This afternoon a very sweet woman, who I’d met once before, came in for one specific item. She had trouble getting around so I closed the shop door behind her and went to the shelf to get her what she needed. We spoke for a while, and let me tell you, that lady is precious. When she was ready to leave, she asked me if it would be any trouble for me to get the door for her again. Of course I didn’t mind at all. We talked some more as she slowly made her way back out into the cold. I asked if she wanted me to go out and open her car door and she happily accepted my offer. She took my arm as she stepped off the curb onto the street and said with a chuckle, “I trust you more than I trust this cane.” When she got into her vehicle she thanked me and told me, “Somebody’s had some good raisin’!” and went on to say that “we old people” need and appreciate all the help they can get.

It’s sad that the elderly–or anyone, really– have to experience such an absence of chivalry these days. It’s not hardly expected anymore! The weaker and feebler people shouldn’t have to do so much on their own when there are others around who can help. I see strong young people who don’t hold the door for the person behind them even when it is so convenient. Even those who are perfectly capable of doing things themselves shouldn’t be without help when around other capable individuals. All of us who can help should look for opportunities to be chivalrous and take those chances whenever they come.

So, this poses a question: Why have the simple acts of chivalry disappeared so?

Is it that we just hate helping others anymore? Hopefully that isn’t the case. Most likely, it is not.

Is it that we have gotten so busy and caught up in our lives (and ourselves in general) that we simply forget to lend a helping hand, especially when it is even a bit out of our way to do so? That very well could be part of the problem.

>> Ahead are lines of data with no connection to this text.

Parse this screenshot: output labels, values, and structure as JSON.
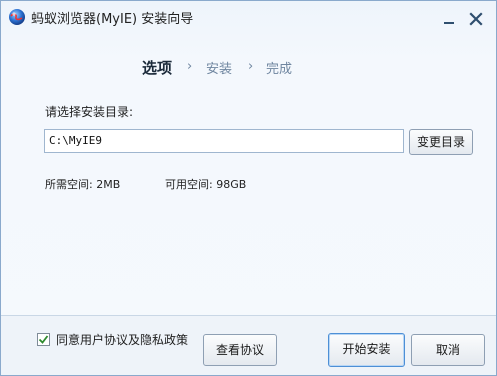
{
  "window": {
    "title": "蚂蚁浏览器(MyIE) 安装向导",
    "icons": {
      "app": "globe-icon",
      "minimize": "minimize-icon",
      "close": "close-icon"
    }
  },
  "steps": {
    "active": "选项",
    "separator": "›",
    "items": [
      "安装",
      "完成"
    ]
  },
  "install_dir": {
    "label": "请选择安装目录:",
    "value": "C:\\MyIE9",
    "browse_label": "变更目录"
  },
  "space": {
    "required": "所需空间: 2MB",
    "available": "可用空间: 98GB"
  },
  "footer": {
    "agree_label": "同意用户协议及隐私政策",
    "agree_checked": true,
    "view_label": "查看协议",
    "install_label": "开始安装",
    "cancel_label": "取消"
  },
  "colors": {
    "accent": "#4d8fd6",
    "check": "#2e8b2e",
    "step_inactive": "#6f86a0"
  }
}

But I think it has to do with the way my generation has been taught. (Yes, the majority of this impoliteness is the young people.) When the sweet lady complimented me today, she was really complimenting my parents, and all those older than me who have set the Golden Rule example for me to follow. There are far too many from my parents’ generation who have forgotten one thing: that my generation is watching, and whether we want to admit it or not, we are following in their footsteps. The parents who don’t teach politeness/manners/chivalry will most likely have kids that don’t have politeness/manners/chivalry.

So, what’s the solution to this absence of chivalry? We might not be able to convince everyone else that they should be helping others, but we can make a difference in ourselves, by the way we go about doing things.

Open doors. Give up your seat. Speak up and speak respectfully. Say “thank you.”

If we make an effort to be kinder, to think more highly of others than ourselves, and put others’ needs before our own, then we can change the next generation by teaching them by example to do the same.

We have to not only put chivalry “back in style,” we have to make it a habit. A solid, desirable habit that we all have and is expected of us once again.

“Somebody’s had some good raisin’!” Why, yes ma’am, I have, and I’m very thankful for that.

Pass the kindness along, and let this compliment be true of all of us.

Have a blessed day!

~Courtney

Find the old articles at the original site here: www.heavenlyprincess18.blogspot.com